Fire Emblem Fates was my first game in the series, so I went in very skeptical. I wasn’t without hope, since I had heard the praises of Awakening, but I wasn’t sure I was going to like it. Boy, was I wrong. Fire Emblem Fates was and still is a very enjoyable experience on the 3DS. Just to be clear, this article covers the Birthright edition of the game, as I have not been able to finish either the Conquest or Revelation editions. Fire Emblem: Birthright is an RPG, and as such, should have an at least decent storyline. Birthright, though, goes above and beyond “decent” and makes me want to see what happens next after every chapter, almost like episodes of a TV show. In fact, it seemed like this whole game is modeled after a season of a TV show, and it works really well. Every character feels unique, with their own likes, dislikes, quirks, and strengths. Even the villains of the story, the Nohrians, feel like they have their own culture, beliefs, and reasons for doing what they do in the story.
The decision you make in the beginning of the game, choosing Hoshido or Nohr, has ramifications on both families. In the Birthright path, you choose your Hoshido family, which you’ve only just met. Throughout the entire game your character, canonically called Corrin, is questioning if they made the right choice, and is full of regret because of it, and you feel the same way. Since you were the one who moved the circle pad and made that choice, you have the same questions and regret your character does.
Something that made the RPG genre so unique back in the day was the focus on storytelling, compared to the other popular games at the time like Mario or Castlevania, and Birthright has some of the best storytelling I’ve seen in a while. Something that also makes RPGs unique is the turnbased combat. Fire Emblem, takes a more strategy-like approach. Each character has a weapon and that weapon’s class can be either weak or strong compared to the enemy’s weapon’s class, therefore determining how much damage you’ll do, and how much health you’ll lose. This system is very similar to Pokémon. However, I believe this system works better than Pokémon, simply because of how the turns play out.
In Pokémon, turns play out during the battle. You’ll run into the enemy, and then you’ll each do one thing until the other is fainted or caught. In Fire Emblem though, you can tell your character to run into an enemy or heal an ally, and then watch that play out. You’ll do this with all your characters, until all characters have performed an action. This makes battles a lot more exciting than Pokémon, with the same twenty-or-so hours of really fun gameplay.
Finally, the graphics, and these are some of the best on the 3DS hardware. The cutscenes are 3D cel-shaded anime clips, and they look amazing. I can only show a screenshot here, but it also looks nice in motion. However, the in-engine scenes look… off. Nintendo president Kimishima recently talked about movies, which they hope to release in five years or so. Honestly, I think Fire Emblem is a very good candidate for the silver screen. I can say, without a doubt, that Fire Emblem Fates: Birthright exceeded my expectations.

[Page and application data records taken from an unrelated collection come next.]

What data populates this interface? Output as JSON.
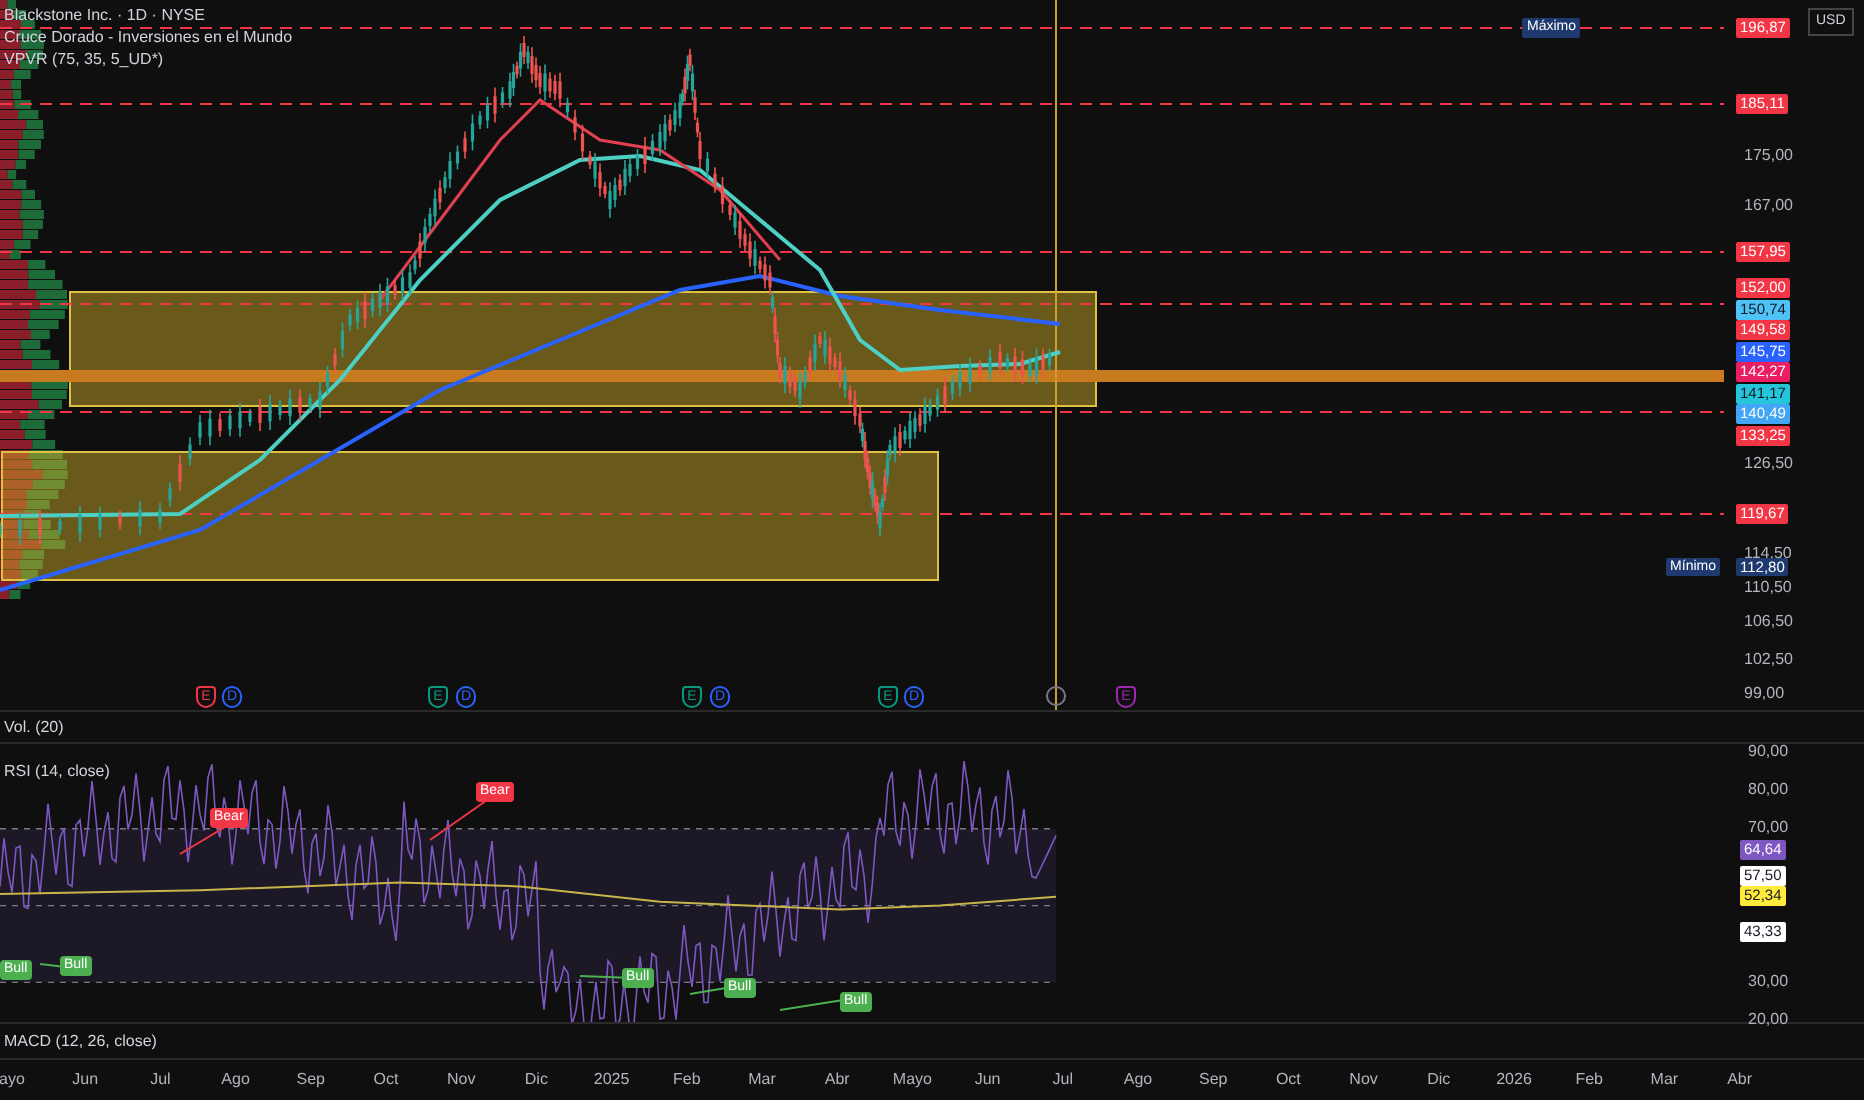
{
  "legend": {
    "symbol": "Blackstone Inc. · 1D · NYSE",
    "study": "Cruce Dorado - Inversiones en el Mundo",
    "profile": "VPVR (75, 35, 5_UD*)"
  },
  "currency": "USD",
  "price_axis": {
    "ticks": [
      "175,00",
      "167,00",
      "126,50",
      "114,50",
      "110,50",
      "106,50",
      "102,50",
      "99,00"
    ],
    "tags": [
      {
        "text": "196,87",
        "color": "#f23645"
      },
      {
        "text": "185,11",
        "color": "#f23645"
      },
      {
        "text": "157,95",
        "color": "#f23645"
      },
      {
        "text": "152,00",
        "color": "#f23645"
      },
      {
        "text": "150,74",
        "color": "#4fc3f7"
      },
      {
        "text": "149,58",
        "color": "#f23645"
      },
      {
        "text": "145,75",
        "color": "#2962ff"
      },
      {
        "text": "142,27",
        "color": "#e91e63"
      },
      {
        "text": "141,17",
        "color": "#26c6da"
      },
      {
        "text": "140,49",
        "color": "#42a5f5"
      },
      {
        "text": "133,25",
        "color": "#f23645"
      },
      {
        "text": "119,67",
        "color": "#f23645"
      }
    ],
    "max": {
      "label": "Máximo"
    },
    "min": {
      "label": "Mínimo",
      "value": "112,80"
    }
  },
  "events": [
    {
      "kind": "earnings",
      "letter": "E",
      "color": "#f23645"
    },
    {
      "kind": "dividend",
      "letter": "D",
      "color": "#2962ff"
    },
    {
      "kind": "earnings",
      "letter": "E",
      "color": "#089981"
    },
    {
      "kind": "dividend",
      "letter": "D",
      "color": "#2962ff"
    },
    {
      "kind": "earnings",
      "letter": "E",
      "color": "#089981"
    },
    {
      "kind": "dividend",
      "letter": "D",
      "color": "#2962ff"
    },
    {
      "kind": "earnings",
      "letter": "E",
      "color": "#089981"
    },
    {
      "kind": "dividend",
      "letter": "D",
      "color": "#2962ff"
    },
    {
      "kind": "earnings",
      "letter": "E",
      "color": "#9c27b0"
    }
  ],
  "volume_pane": {
    "title": "Vol. (20)"
  },
  "rsi_pane": {
    "title": "RSI (14, close)",
    "ticks": [
      "90,00",
      "80,00",
      "70,00",
      "30,00",
      "20,00"
    ],
    "tags": [
      {
        "text": "64,64",
        "color": "#7e57c2"
      },
      {
        "text": "57,50",
        "color": "#ffffff"
      },
      {
        "text": "52,34",
        "color": "#ffeb3b"
      },
      {
        "text": "43,33",
        "color": "#ffffff"
      }
    ],
    "divergences": [
      {
        "kind": "bear",
        "label": "Bear"
      },
      {
        "kind": "bear",
        "label": "Bear"
      },
      {
        "kind": "bull",
        "label": "Bull"
      },
      {
        "kind": "bull",
        "label": "Bull"
      },
      {
        "kind": "bull",
        "label": "Bull"
      },
      {
        "kind": "bull",
        "label": "Bull"
      },
      {
        "kind": "bull",
        "label": "Bull"
      }
    ]
  },
  "macd_pane": {
    "title": "MACD (12, 26, close)"
  },
  "time_axis": [
    "ayo",
    "Jun",
    "Jul",
    "Ago",
    "Sep",
    "Oct",
    "Nov",
    "Dic",
    "2025",
    "Feb",
    "Mar",
    "Abr",
    "Mayo",
    "Jun",
    "Jul",
    "Ago",
    "Sep",
    "Oct",
    "Nov",
    "Dic",
    "2026",
    "Feb",
    "Mar",
    "Abr"
  ]
}
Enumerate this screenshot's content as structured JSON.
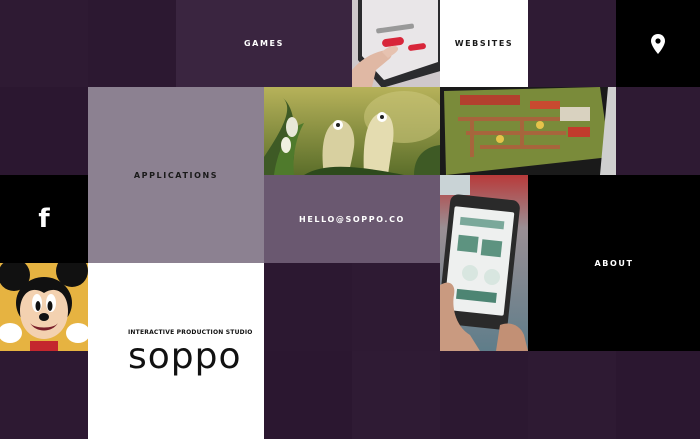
{
  "nav": {
    "games_label": "GAMES",
    "websites_label": "WEBSITES",
    "applications_label": "APPLICATIONS",
    "email_label": "HELLO@SOPPO.CO",
    "about_label": "ABOUT"
  },
  "brand": {
    "tagline": "INTERACTIVE PRODUCTION STUDIO",
    "logo_text": "soppo"
  },
  "icons": {
    "location": "map-pin-icon",
    "facebook": "facebook-icon",
    "facebook_glyph": "f"
  },
  "colors": {
    "page_bg": "#2a1630",
    "tile_dark": "#2e1a33",
    "tile_light_purple": "#8c8191",
    "tile_mid_purple": "#6a5870",
    "white": "#ffffff",
    "black": "#000000"
  }
}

It has great gameplay and story, but the visuals aren’t perfect. Graphics don’t make a game, though, and I still highly recommend this game to anyone with a week to spare. Trust me, you’re going to need the WHOLE week.
-Originally written by Aiden “The EpikLemonz” Mroz-Bunnell